In 1924, Connecticut first-grade teacher Gertrude Chandler Warner (1890–1979) wrote the first version of The Boxcar Children, which she republished 18 years later in a revised edition. The novel introduces the four orphaned Alden siblings, who create a home for themselves in an abandoned boxcar in the forest. The children eventually move in with their wealthy and kind grandfather, who relocates the boxcar to his backyard so the kids can use it as a playhouse.

Now the Boxcar Children are moving house once again. Random House Children’s Books has acquired rights to the book property from Albert Whitman & Company, and will begin selling the current Boxcar Children titles immediately. Details of the company’s plans to expand the series with new publishing projects, to be released under the Random House Books for Young Readers imprint, will be announced at a later date. Random House did not reveal the purchase price for the property.

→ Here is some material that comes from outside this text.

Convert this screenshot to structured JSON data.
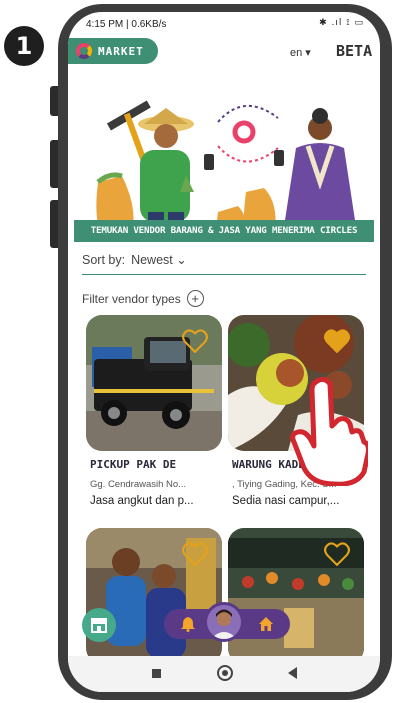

Following her debut novel, Warner went on to write 18 more Boxcar Children adventures, after which other authors began contributing to the series. There are currently 160 core Boxcar Children installments and multiple miniseries, for a total of nearly 230 titles in print. Embraced by teachers, parents, librarians, and generations of young readers across the globe, the Boxcar Children books have sold more than 80 million copies worldwide.

“I've had the opportunity over the years, working with Albert Whitman and team, to see firsthand how the Boxcar mysteries inspire, comfort, and entertain young readers,” Barbara Marcus, RHCB president and publisher, said in a statement. “We are so happy to now have the Boxcar series at Random House Children’s Books and look forward to carrying this beloved series forward for children, parents, and educators.”

Pat McPartland and John Quattrocchi, co-owners of Albert Whitman & Company, expressed certainty that the Alden children and their legacy will be in good hands. “Our company has been honored to share Gertrude Chandler Warner’s stories with children for the last six decades,” they said in a joint statement. “We have decided to transition ownership of the Boxcar Children series to Random House Children’s Books. We know they will continue the work of Warner with care and creativity. We feel confident that entrusting Penguin Random House with the beloved Boxcar Children is the right direction for the series and will ensure the stories are shared with future generations of readers.”